America and West Indies
February 1611


Institute of Historical Research



W. Noel Sainsbury (editor)

Year published





Comment on this article
Double click anywhere on the text to add an annotation in-line

Citation Show another format:

'America and West Indies: February 1611', Calendar of State Papers Colonial, America and West Indies, Volume 1: 1574-1660 (1860), pp. 11. URL: Date accessed: 02 October 2014.


(Min 3 characters)


February 1611
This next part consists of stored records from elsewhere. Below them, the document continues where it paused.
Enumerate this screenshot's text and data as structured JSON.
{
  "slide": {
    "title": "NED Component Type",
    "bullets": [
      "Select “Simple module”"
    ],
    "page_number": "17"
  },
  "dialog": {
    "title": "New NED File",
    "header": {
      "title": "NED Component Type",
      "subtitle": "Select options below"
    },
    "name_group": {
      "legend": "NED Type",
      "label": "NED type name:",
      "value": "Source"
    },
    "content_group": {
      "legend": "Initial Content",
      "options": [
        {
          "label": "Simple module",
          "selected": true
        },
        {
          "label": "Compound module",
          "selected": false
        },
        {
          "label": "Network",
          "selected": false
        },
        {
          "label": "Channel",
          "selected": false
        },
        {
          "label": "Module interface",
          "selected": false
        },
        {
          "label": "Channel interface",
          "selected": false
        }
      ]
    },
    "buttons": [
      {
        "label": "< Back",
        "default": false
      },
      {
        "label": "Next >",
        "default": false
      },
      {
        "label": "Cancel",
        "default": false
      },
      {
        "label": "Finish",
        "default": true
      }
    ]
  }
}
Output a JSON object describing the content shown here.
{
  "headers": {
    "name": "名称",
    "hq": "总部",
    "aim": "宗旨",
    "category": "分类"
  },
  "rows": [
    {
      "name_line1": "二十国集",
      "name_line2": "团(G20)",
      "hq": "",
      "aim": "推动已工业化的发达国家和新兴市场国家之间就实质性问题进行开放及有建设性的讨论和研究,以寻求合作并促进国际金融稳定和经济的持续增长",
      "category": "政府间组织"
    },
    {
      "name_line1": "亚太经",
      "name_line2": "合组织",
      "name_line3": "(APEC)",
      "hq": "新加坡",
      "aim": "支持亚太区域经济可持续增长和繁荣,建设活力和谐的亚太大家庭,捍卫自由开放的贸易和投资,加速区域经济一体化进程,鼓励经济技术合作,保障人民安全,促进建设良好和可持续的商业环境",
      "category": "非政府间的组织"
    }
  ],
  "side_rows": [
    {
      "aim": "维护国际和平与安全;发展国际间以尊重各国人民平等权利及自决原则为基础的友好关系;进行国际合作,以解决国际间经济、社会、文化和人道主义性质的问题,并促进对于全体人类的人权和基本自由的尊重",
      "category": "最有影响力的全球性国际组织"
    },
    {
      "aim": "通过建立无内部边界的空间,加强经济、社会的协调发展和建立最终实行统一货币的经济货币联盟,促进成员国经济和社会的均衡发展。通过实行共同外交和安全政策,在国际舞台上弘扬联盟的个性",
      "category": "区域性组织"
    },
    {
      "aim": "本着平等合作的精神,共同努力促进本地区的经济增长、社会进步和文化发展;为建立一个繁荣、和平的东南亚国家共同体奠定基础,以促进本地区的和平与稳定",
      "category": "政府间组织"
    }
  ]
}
Feb. 28.
Port d'Espaigne, Trinidad.
25. Sir Thomas Roe to Salisbury. Has seen more of the coast, from the river Amazon to Orinoco, than any Englishman alive, having passed the wild coast and arrived at Port d'Espaigne. The Spaniards there are proud and insolent, yet needy and weak, their force is reputation, their safety is opinion. Will not exceed the honourable caution Salisbury gave him. The Spainards treat the English worse than Moors. News that the king of Spain intends to plant Orinoco. Men, cattle, and horses are arriving daily to be employed in fortifying the place, raising a new city, and in the conquest of Guiana. Thinks "all will be turned to smoke." The Government is lazy, and has more skill in planting and selling tobacco than in erecting colonies or marching armies. Don Juan de Gambo, the late Governor of Caraccas, proscribed for treating some English well, and fled inland. Will try and confer with him, for he is a great soldier, and may be of service to England. Should Roe fail, hopes to bring over one, born a Venetian, of almost equal ability. [Roe was sent by Prince Henry "upon a discovery to the West Indies."]